Self-care Leaflet

Self-care Leaflet HTML

Target: Keep antibiotics working logo with four pills making a target sign

A leaflet for adults aged 16 years and over


What are the symptoms of a common infection?

Labelled silhouette of a human body. The labels are: 1 for eyes, 2 for mouth and face, 3 for chest, 4 for gut, 5 for skin, 6 for genital and bladder area.


1. Eyes: Sticky eyes.

2. Ears, nose and throat: Pain or soreness; Runny nose; Swollen tonsils.

3. Chest: Cough; Shortness of breath; Green or yellow mucus.

4. Gut: Vomiting; Diarrhoea.

5. Skin: Infected blisters; Redness or swelling around a wound; Athlete's foot (an itchy rash between the toes).

6. Genital and urinary: Pain on passing urine; Passing urine more often at night; Cloudy urine; Discharge; Pain in lower tummy.

COVID-19 specific advice

If you think you may have COVID-19 then please visit GOV.UK's coronavirus section and the NHS for the latest guidance and information.

Speak to NHS111, a pharmacist or your GP if you are worried about COVID-19.


How can I treat a common infection?

  • Get plenty of rest until you feel better.
  • Take pain relief if you need to (make sure you follow the instructions).
  • Drink plenty of fluids (6 to 8 drinks, or 2 litres) so that you pass pale-coloured urine regularly.
Colour strip showing shades pale white-yellow through to amber. There is a smiley face on the pale-white yellow, a neutral face in the middle, and a sad face and the words "Drink more" on the darker shades
  • For coughs, try honey and cough medicines.
  • For sore throats, try medicated lozenges and pain relief.
  • Soothe eye infections with a clean warm or cold damp flannel.
  • For an outer ear infection, apply local heat (such as a warm flannel).

How long could my infection last?

  • Cough: 21 days
  • Sore throat or earache: 7 to 8 days
  • Common cold: 14 days
  • Norovirus (winter vomiting): 2 to 3 days
  • Sinus infection: 14 to 21 days

Contact your GP if your symptoms are getting worse or if you are not better by the times above.

Will my infection need antibiotics to get better?

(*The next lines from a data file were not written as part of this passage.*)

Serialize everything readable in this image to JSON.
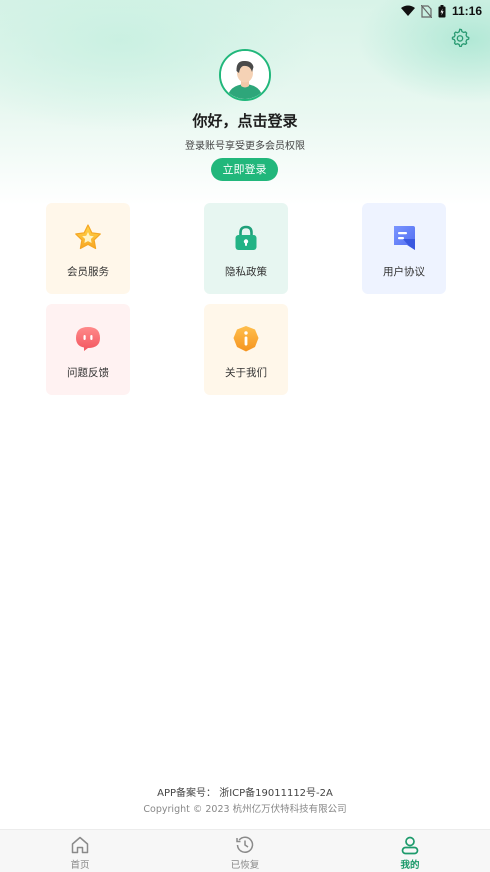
{
  "status_bar": {
    "time": "11:16"
  },
  "profile": {
    "greeting": "你好，点击登录",
    "subtitle": "登录账号享受更多会员权限",
    "login_button": "立即登录"
  },
  "menu": [
    {
      "label": "会员服务",
      "icon": "star-icon"
    },
    {
      "label": "隐私政策",
      "icon": "lock-icon"
    },
    {
      "label": "用户协议",
      "icon": "document-icon"
    },
    {
      "label": "问题反馈",
      "icon": "chat-icon"
    },
    {
      "label": "关于我们",
      "icon": "info-icon"
    }
  ],
  "footer": {
    "icp": "APP备案号：  浙ICP备19011112号-2A",
    "copyright": "Copyright © 2023 杭州亿万伏特科技有限公司"
  },
  "tabbar": {
    "tabs": [
      {
        "label": "首页",
        "icon": "home-icon"
      },
      {
        "label": "已恢复",
        "icon": "history-icon"
      },
      {
        "label": "我的",
        "icon": "user-icon"
      }
    ],
    "active_index": 2
  },
  "colors": {
    "brand": "#21b77b",
    "active_tab": "#1c9a6b"
  }
}
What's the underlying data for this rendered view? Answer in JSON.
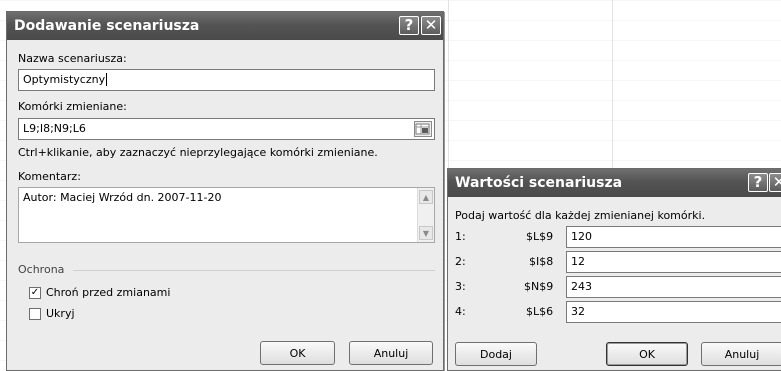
{
  "scenario_dialog": {
    "title": "Dodawanie scenariusza",
    "help_glyph": "?",
    "close_glyph": "✕",
    "name_label": "Nazwa scenariusza:",
    "name_value": "Optymistyczny",
    "cells_label": "Komórki zmieniane:",
    "cells_value": "L9;I8;N9;L6",
    "hint": "Ctrl+klikanie, aby zaznaczyć nieprzylegające komórki zmieniane.",
    "comment_label": "Komentarz:",
    "comment_value": "Autor: Maciej Wrzód dn. 2007-11-20",
    "protection_label": "Ochrona",
    "protect_label": "Chroń przed zmianami",
    "protect_checked": true,
    "hide_label": "Ukryj",
    "hide_checked": false,
    "ok_label": "OK",
    "cancel_label": "Anuluj"
  },
  "values_dialog": {
    "title": "Wartości scenariusza",
    "help_glyph": "?",
    "close_glyph": "✕",
    "instruction": "Podaj wartość dla każdej zmienianej komórki.",
    "rows": [
      {
        "index": "1:",
        "cell": "$L$9",
        "value": "120"
      },
      {
        "index": "2:",
        "cell": "$I$8",
        "value": "12"
      },
      {
        "index": "3:",
        "cell": "$N$9",
        "value": "243"
      },
      {
        "index": "4:",
        "cell": "$L$6",
        "value": "32"
      }
    ],
    "add_label": "Dodaj",
    "ok_label": "OK",
    "cancel_label": "Anuluj"
  }
}
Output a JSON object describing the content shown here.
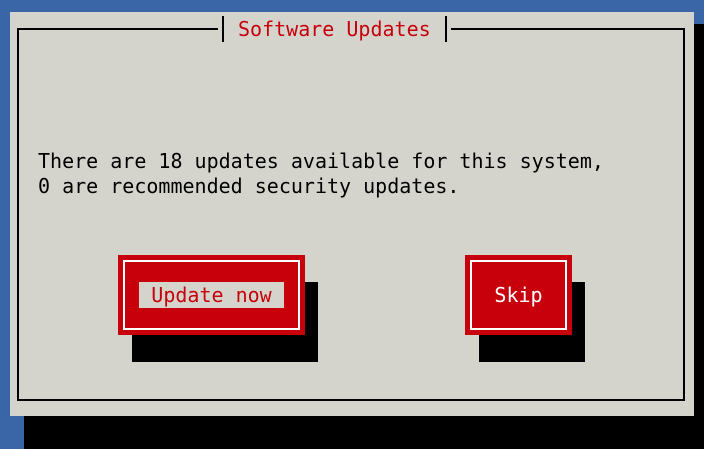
{
  "dialog": {
    "title": "Software Updates",
    "message": "There are 18 updates available for this system,\n0 are recommended security updates."
  },
  "buttons": {
    "update_label": "Update now",
    "skip_label": "Skip"
  },
  "colors": {
    "background": "#3a66a8",
    "dialog": "#d4d4cc",
    "accent": "#c8000c",
    "shadow": "#000000"
  }
}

  • Your body can normally fight off common infections on its own.
  • You do not usually need antibiotics, unless symptoms of a bacterial infection (such as a urine infection) are severe – a healthcare professional can advise you on this.
  • Taking antibiotics when you do not need to puts you and your family at risk.
  • Follow your healthcare professional’s advice on antibiotics.

Find out more about antibiotics at the Antibiotic Guardian website.

How can I stop my infection from spreading?

If you need to cough or sneeze:

  • Catch it with a tissue (or your inner elbow)
  • Bin it
  • Kill it - clean your hands

Clean hands for at least 20 seconds with soap and water or hand sanitiser:

  • before preparing and eating food
  • after using the toilet
  • after touching pets or animals
  • when leaving and arriving home

Avoid touching your eyes, nose or mouth with unclean hands. If possible, keep your distance from others (2 meters or 6 feet), especially vulnerable people in your household.

Do not share items that come into contact with your mouth, such as eating utensils and toothbrushes.

Keep yourself and your family up to date with vaccinations. Always get winter vaccines (such as flu) if you are eligible.

What symptoms of serious illness should I look out for?

  • Severe headache and vomiting
  • Ongoing fever or chills (temperature above 38ºC or less than 36ºC)
  • Problems swallowing; Turning blue around the mouth
  • Coughing blood
  • Breathing faster or slower than usual
  • Chest pain or tightness; New very fast or slow pulse
  • Kidney pain in your back just under your ribs
  • Visible blood in urine; Severe pain on passing urine, or passing more urine at night; Cloudy urine not improving in 1 to 2 days with fluids

If you have the symptoms above, contact your GP urgently or use the following services for your region.

These services can provide a confidential interpreter if you need one.

What if I suspect signs of sepsis?

  • Slurred speech, confusion or drowsiness
  • Extreme shivering
  • Passing no urine in a day
  • Severe breathlessness
  • It feels like you’re going to die, and
  • Skin blotchy or discoloured.

Call 999 immediately if you or others have signs of sepsis.

About this leaflet

TARGET is operated by the UK Health Security Agency. Developed in collaboration with professional medical bodies.

Version: 1.1
Published: November 2020
Revision: November 2023